It’s going to be a tough hunting season for North Dakota’s outdoorsmen and women.
The availability of deer-hunting licenses is at its lowest point in 20 years. The pronghorn antelope season will again be closed due to low populations for the third year in a row. But perhaps most concerning is the fact that North Dakota will lose a large swath of wildlife habitat this year.
The state’s Conservation Reserve Program, better known as CRP, will lose more than 650,000 acres, bringing total CRP acreage in the state down to 1.6 million acres, according to the North Dakota Game and Fish Department. In comparison, five years ago CRP covered 3.3 million acres in North Dakota.
CRP, administered by the USDA’s Farm Service Agency, provides landowners with payments in exchange for land conservation measures that help reduce soil erosion, increase wildlife habitat and protect environmentally sensitive areas. CRP acreage in North Dakota has an especially large impact on birds, such as ducks and pheasants, which depend on the state’s “prairie pothole” habitat.

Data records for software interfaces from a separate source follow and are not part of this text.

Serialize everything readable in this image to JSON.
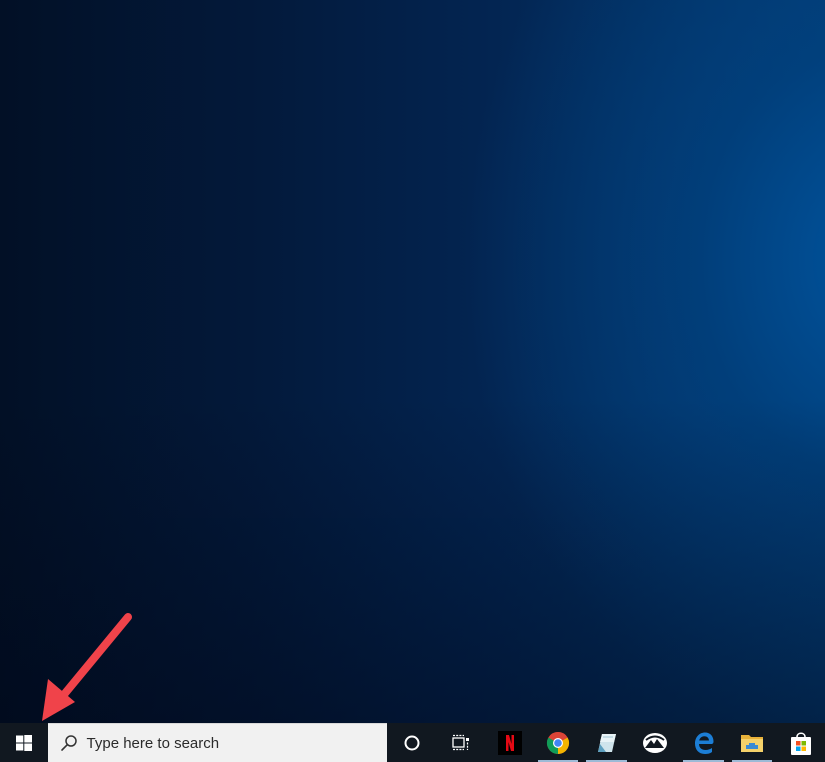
{
  "desktop": {
    "wallpaper": "dark-blue-gradient",
    "annotation": {
      "type": "arrow",
      "color": "#f0434a",
      "points_to": "start-button"
    }
  },
  "taskbar": {
    "start_button": {
      "icon": "windows-logo-icon"
    },
    "search": {
      "placeholder": "Type here to search",
      "icon": "search-icon"
    },
    "buttons": [
      {
        "name": "cortana",
        "icon": "cortana-circle-icon",
        "active": false
      },
      {
        "name": "task-view",
        "icon": "task-view-icon",
        "active": false
      },
      {
        "name": "netflix",
        "icon": "netflix-icon",
        "label": "N",
        "color": "#e50914",
        "active": false
      },
      {
        "name": "chrome",
        "icon": "chrome-icon",
        "active": true
      },
      {
        "name": "notepad",
        "icon": "notepad-icon",
        "active": true
      },
      {
        "name": "photos",
        "icon": "photos-mountain-icon",
        "active": false
      },
      {
        "name": "edge",
        "icon": "edge-icon",
        "label": "e",
        "color": "#1c7ed6",
        "active": true
      },
      {
        "name": "file-explorer",
        "icon": "folder-icon",
        "active": true
      },
      {
        "name": "microsoft-store",
        "icon": "store-bag-icon",
        "active": false
      }
    ]
  }
}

“We’ve spent a considerable amount of time thinking about the implications of rapid and widespread CRP loss on duck populations,” said Johann Walker, biologist and director of conservation planning with Ducks Unlimited. He pointed to data from the eastern Dakotas that show duck nests have a higher hatching probability in landscapes with more perennial grass cover, including CRP land.
Multiple factors are causing the decline in CRP participation, and the primary reason is perhaps the most obvious: money. Ag commodity prices are skyrocketing thanks to hot, dry weather conditions causing drought in many parts of the nation. Also, federal crop insurance programs are more heavily subsidized by taxpayers now than in years past, giving farmers additional incentive to plant more acreage.
Taxpayers now pay approximately 62 percent of federal crop insurance premiums, with no “conservation strings attached,” and North Dakota is the second biggest benefactor of this subsidy in the nation, second only to Texas, according to the Environmental Working Group, a nonprofit organization dedicated to protecting public health and the environment.
Walker said making the conservation program more flexible for farmers and ranchers might be a solution to the declining enrollment in CRP. Offering competitive CRP rental rates are also a key factor in continuing the program, he said.
We’ve advocated consistently in our policy efforts to try to broaden the sweep of uses that landowners might be able to put CRP land to use,” he said. “For example, we’ve consistently advocated for some kind of CRP program that maybe allows landowners to graze on CRP land or cut it for hay a little more frequently or on some sort of schedule, which would be a little different than the current emergency-only basis.”
Economic conditions are also threatening native grasslands currently used for pasture, which shapes a large portion of waterfowl habitat.
“We’re focusing quite a bit on protecting native grass area as well,” Walker said. “(Compared to CRP) that’s a much larger proportion of the land cover within the eastern Dakotas. We think set-aside programs like CRP are really darn important – don’t get me wrong – but we also have to keep an eye on our overall habitat base.”
The PLOTS (Private Land Open To Sportsman) program is led by the North Dakota Game and Fish Department to provide hunters access to private lands. It, too, is seeing acreage dwindle. According to Game and Fish officials, the program will incur a net loss of nearly 60,000 acres this hunting season, mostly due to the loss of CRP acreage, bringing total PLOTS acreage to 890,000.
Access to land is an ongoing concern for many outdoorsmen and women.
Keith Berger , an outdoorsman in Bismarck, said he worries about the effect of the CRP land losses. “I feel it’s a big loss for hunters, losing all the CRP land,” he said. “There are a lot of birds in the CRP land – whether pheasants or ducks, they all nest in there.”
Berger said he’s also concerned about access to hunting land, especially when he thinks about passing his family’s tradition of pheasant hunting to his two teenage sons. “Getting on land seems like it’s getting harder all the time,” he said, referring to some farmers who had a bad experience with hunters at one point, causing them to close access for the rest of the outdoorsmen.
Berger said he wonders what pheasant hunting will be like in a future with less wildlife habitat. “I suppose there will still be coverage for upland game,” he said. “We’ll just have to go to different spots, like tree rows and alfalfa fields.”
-Beth Schatz Kaylor is a freelance writer for the Great Plains Examiner.